“On the U.S. side, they are interested in a bilateral deal… Our country’s position is that the TPP is the best for both of our countries,” Japanese Prime Minister Shinzo Abe told reporters after the U.S.-Japan Summit on April 18 at Mar-a-Lago.
About a month ago, 11 Asia-Pacific countries signed the Comprehensive and Progressive Agreement for Trans-Pacific Partnership (CPTPP) in Santiago, Chile, on March 8, 2018. Formerly known as the TPP-11, the CPTPP is a multilateral free trade agreement (FTA) to lower non-tariff and tariff barriers between the member countries.
The original TPP agreement, the TPP-12, was planned to include 12 Asia-Pacific countries including Japan, Australia, Brunei, Canada, Chile, Malaysia, Mexico, New Zealand, Peru, Singapore, Vietnam, and the United States. However, in November 2016, with the electoral victory of U.S. President Donald Trump, an anti-TPP advocate, any hope of passing the TPP-12 vanished. Nevertheless, signing the TPP has been the main policy of Abe, and with Japan’s efforts as a leading country of TPP negotiations, the 11 remaining countries signed the CPTPP.
The CPTPP is one of the largest multilateral FTAs, dominating 13.5 percent of global GDP. Twenty-two provisions that the United States set as its priorities in the TPP have been modified or suspended in the CPTPP. The revisions include the investment and intellectual property (IP) chapters, thereby limiting investors’ ability to litigate disputes under investment agreements and authorizations. The length of medicine patent and copyright periods has been shortened as well. The revisions are a deviation from the American standard and show Japanese ambition to set a refreshed TPP deal without the United States.
While the CPTPP must be ratified by member countries to go into effect, it is clear that Japan will receive domestic and international gains from leading the CPTPP negotiations. Most of all, it is anticipated that the CPTPP will generate an additional $147 billion for the member countries, which in turn facilitates Japan’s economy growth and GDP. In addition, the agreement has institutionalized new trade rules for trade deals in the Asia-Pacific. For example, the framework of the CPTPP would likely become a model for other multilateral trade agreements, including the ASEAN-led Regional Comprehensive Economic Partnership (RCEP), strengthening Japan’s impacts on RCEP negotiations as a result. Therefore, the CPTPP helps Japan fortify and demonstrate its leading role in the Asia-Pacific, establishing a solid foothold in the global economy and diplomacy.

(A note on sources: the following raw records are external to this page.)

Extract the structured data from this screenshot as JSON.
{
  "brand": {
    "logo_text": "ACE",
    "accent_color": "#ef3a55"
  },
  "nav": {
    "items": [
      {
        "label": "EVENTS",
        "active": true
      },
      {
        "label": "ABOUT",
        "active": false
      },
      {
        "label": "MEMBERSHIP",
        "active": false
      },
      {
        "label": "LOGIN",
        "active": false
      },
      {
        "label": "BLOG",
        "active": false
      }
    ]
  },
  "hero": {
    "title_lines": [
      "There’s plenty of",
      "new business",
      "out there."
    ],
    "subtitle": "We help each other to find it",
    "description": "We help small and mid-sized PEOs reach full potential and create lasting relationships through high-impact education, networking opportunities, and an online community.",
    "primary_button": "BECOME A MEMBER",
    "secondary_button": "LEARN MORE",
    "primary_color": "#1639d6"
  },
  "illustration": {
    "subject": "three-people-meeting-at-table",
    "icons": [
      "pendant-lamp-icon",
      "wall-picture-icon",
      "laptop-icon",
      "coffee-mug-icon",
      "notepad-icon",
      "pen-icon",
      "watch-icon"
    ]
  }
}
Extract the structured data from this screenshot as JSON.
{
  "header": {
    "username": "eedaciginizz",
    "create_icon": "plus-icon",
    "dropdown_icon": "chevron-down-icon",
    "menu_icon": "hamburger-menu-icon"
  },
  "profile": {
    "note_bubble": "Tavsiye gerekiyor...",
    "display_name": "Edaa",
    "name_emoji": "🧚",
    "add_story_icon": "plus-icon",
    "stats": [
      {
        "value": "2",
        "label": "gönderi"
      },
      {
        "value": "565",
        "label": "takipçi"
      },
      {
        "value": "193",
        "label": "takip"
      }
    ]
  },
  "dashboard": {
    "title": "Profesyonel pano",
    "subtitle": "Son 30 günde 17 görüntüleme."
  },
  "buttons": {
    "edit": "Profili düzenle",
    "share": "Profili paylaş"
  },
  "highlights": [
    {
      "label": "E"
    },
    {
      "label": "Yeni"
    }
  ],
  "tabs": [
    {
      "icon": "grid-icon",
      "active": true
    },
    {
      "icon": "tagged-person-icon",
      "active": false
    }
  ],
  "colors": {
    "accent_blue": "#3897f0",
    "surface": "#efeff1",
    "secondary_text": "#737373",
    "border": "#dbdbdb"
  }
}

The CPTPP also helps Japan deal with U.S. pressure to negotiate a bilateral U.S.-Japan FTA. Since late 2017, President Trump has pushed Japan to sign a bilateral FTA which gives a clear trade advantage to the United States by enhancing its access to Japanese markets. The recent exclusion of Japan from the list of allies exempted from U.S. tariffs on steel and aluminum is also understood as American pressure on Japan – a case of gaiatsu, foreign pressure – to sign an FTA. This has made Japan feel vulnerable under the United States’ ability to weaponize its massive economic power. In this situation, by signing the CPTPP, Japan can argue that it will “not compromise beyond the deal it made in the CPTPP,” reducing U.S. gaiatsu. Former Japanese trade negotiator Kazuhito Yamashita even suggested that “if the U.S. demands a U.S.-Japan FTA, Japan should say that the U.S. should just join the CPTPP as Japan has switched to multilateral FTAs.”
Last but not least, the CPTPP helps Japan contain a rising China. Recently, Chinese President Xi Jinping signaled that China would become the new leader of free trade. The statement has triggered an extreme concern in Japan that the leadership vacuum in the Asia-Pacific free trade bloc created after the United States’ “America First” policy might be filled by the Chinese economy. In turn, the vacuum filled by China would threaten Japan’s future political and economic role in the Asia-Pacific. By setting the CPTPP, Japan can contain Chinese economic and trade expansion in the Asia-Pacific by utilizing the “strategic multilateralism” of the CPTPP. More specifically, medium-sized countries in the CPTPP can cooperate and increase their voices as even China finds it necessary to reflect their own interests in the economy of the Asia-Pacific.
The CPTPP, therefore, will be a cornerstone on which Japan can establish its economic and diplomatic power in the Asia-Pacific. Within the status quo, Japan is trying to improve its growth prospects. However, it would be impossible unless Japan attracts more foreign direct investment (FDI) to its market as well. With combined GDP of $10 trillion of the CPTPP members, Japan can attempt to double its FDI stock by 2020, which has been the goal of the Abe administration. It will ultimately lead Japan to bring in “new employment opportunities, foreign talents, and innovation.” Thus, for both its long-term domestic growth and international political clout, it would be critical for Japan to maintain its leading role in the CPTPP.
Eunseo Kim is a research intern at the Stimson Center’s Japan Program and an MA candidate in International Affairs at the Elliott School of International Affairs, The George Washington University.